MAG has made it clear that, if it wins its case, it will seek an award of costs against UDC but not against SSE. Costs at a Public Inquiry can only be awarded in the event of “unreasonable behaviour” and MAG claims that UDC behaved unreasonably in defending the appeal.
This Inquiry might not have been necessary if UDC had supported SSE’s call, three years ago, for the Secretary of State for Transport to deal with the Stansted Airport Planning Application nationally. Instead, UDC insisted on dealing with the application itself, despite its limited resources and expertise in this area.
UDC submitted evidence to the Inquiry on just 4 topics and for each topic it concluded that MAG’s proposals were acceptable subject to conditions. By contrast, SSE’s team of specialists, supported by external expert consultants and two of the country’s top planning barristers, presented comprehensive evidence to the Inquiry on 11 separate topics.

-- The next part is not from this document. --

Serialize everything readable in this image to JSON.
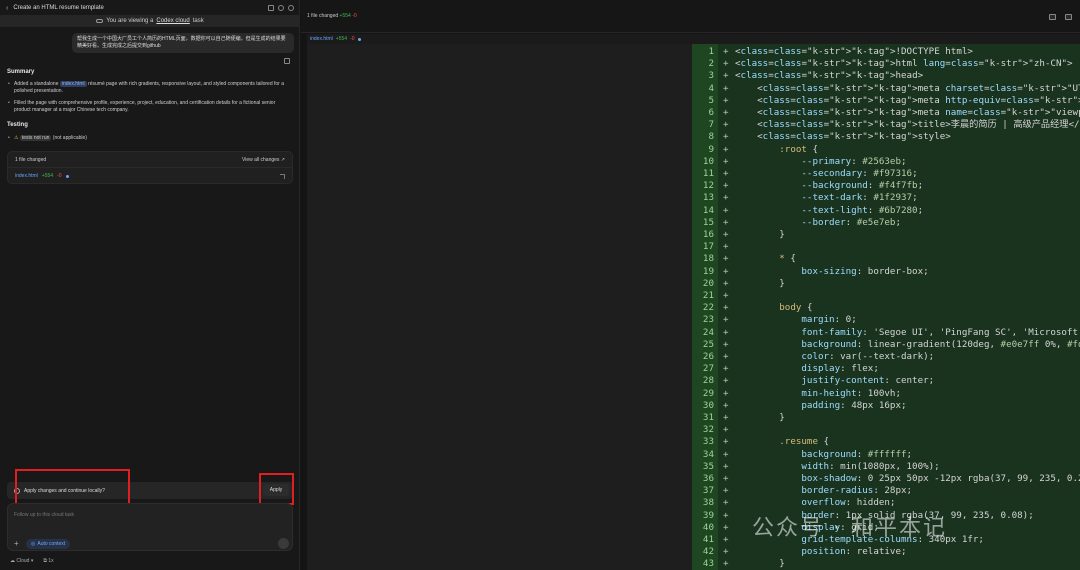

The result was that MAG directed most of its firepower at trying to counter the SSE evidence, rather than UDC’s evidence, such as it was.
SSE chairman, Peter Sanders commented “I am immensely proud of SSE’s Inquiry team. We all realise, of course, that this is a David and Goliath battle, but it is important to remember that it was David who won that battle, and he did so by giving it his best shot. That is exactly what SSE has done on this occasion. We must now wait to see whether the powerful evidence that we have submitted will be enough to win the day.”
- MAG seeks permission for Stansted to be allowed to handle 43 million passengers per annum (mppa). Stansted currently has permission for 35mppa and in 2019 handled 28mppa. Over the past 12 months, as a result of the Covid-19 pandemic, Stansted has handled only 3 million passengers.
- A full record of the Public Inquiry, including (until April 12) a video record of all the hearings, can be found at https://programmeofficers.co.uk/ssairport/ and a selection of the most relevant Inquiry documents is also available at https://stopstanstedexpansion.com/library/information-centre/
FURTHER INFORMATION AND COMMENT